> **DATA SUPPLIED**:

------------------------------------------------

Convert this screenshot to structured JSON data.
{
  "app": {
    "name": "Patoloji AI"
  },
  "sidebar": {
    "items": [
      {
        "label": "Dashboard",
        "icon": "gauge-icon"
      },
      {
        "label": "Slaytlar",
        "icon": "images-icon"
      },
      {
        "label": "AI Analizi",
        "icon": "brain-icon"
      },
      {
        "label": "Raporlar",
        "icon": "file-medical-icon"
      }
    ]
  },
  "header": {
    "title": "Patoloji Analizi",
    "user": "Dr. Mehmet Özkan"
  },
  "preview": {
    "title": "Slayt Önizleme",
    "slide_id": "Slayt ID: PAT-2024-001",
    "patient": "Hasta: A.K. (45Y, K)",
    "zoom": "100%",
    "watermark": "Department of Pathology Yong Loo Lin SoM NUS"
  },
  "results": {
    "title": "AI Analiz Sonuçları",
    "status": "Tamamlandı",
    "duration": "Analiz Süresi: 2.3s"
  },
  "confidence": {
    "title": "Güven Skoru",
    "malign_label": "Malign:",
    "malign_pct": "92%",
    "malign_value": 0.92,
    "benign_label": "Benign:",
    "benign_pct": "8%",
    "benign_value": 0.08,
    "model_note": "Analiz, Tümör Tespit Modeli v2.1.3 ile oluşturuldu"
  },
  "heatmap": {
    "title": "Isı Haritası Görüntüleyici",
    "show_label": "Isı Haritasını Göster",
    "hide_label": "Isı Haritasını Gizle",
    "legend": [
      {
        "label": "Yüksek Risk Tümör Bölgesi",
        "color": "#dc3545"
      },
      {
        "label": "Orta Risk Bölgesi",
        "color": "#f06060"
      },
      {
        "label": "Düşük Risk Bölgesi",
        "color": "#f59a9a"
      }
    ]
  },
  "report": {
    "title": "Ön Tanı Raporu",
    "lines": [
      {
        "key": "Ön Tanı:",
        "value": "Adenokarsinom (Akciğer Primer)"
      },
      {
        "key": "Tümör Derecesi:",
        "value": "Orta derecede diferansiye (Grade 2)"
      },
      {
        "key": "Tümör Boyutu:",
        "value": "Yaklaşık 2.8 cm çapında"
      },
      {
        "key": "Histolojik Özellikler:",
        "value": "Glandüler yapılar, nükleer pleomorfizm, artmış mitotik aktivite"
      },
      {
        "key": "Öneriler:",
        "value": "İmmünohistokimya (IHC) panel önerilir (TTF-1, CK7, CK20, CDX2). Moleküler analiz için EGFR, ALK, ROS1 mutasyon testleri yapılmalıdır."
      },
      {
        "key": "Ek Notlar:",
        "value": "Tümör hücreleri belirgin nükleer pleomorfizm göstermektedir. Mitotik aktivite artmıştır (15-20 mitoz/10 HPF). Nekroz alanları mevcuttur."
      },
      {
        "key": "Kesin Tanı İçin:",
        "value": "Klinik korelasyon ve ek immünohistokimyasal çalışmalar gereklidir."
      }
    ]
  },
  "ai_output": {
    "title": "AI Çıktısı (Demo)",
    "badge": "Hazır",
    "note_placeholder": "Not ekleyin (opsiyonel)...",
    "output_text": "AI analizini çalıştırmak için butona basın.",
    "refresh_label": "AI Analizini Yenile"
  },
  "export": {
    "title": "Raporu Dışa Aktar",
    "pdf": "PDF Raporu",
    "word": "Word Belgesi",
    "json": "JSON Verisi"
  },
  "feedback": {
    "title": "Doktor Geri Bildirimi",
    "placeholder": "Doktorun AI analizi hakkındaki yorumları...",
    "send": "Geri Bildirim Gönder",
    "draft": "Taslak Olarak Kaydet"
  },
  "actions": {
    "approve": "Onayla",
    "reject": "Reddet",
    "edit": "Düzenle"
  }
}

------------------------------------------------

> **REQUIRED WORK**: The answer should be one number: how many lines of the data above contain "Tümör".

> **EXERCISE ANSWER**: 5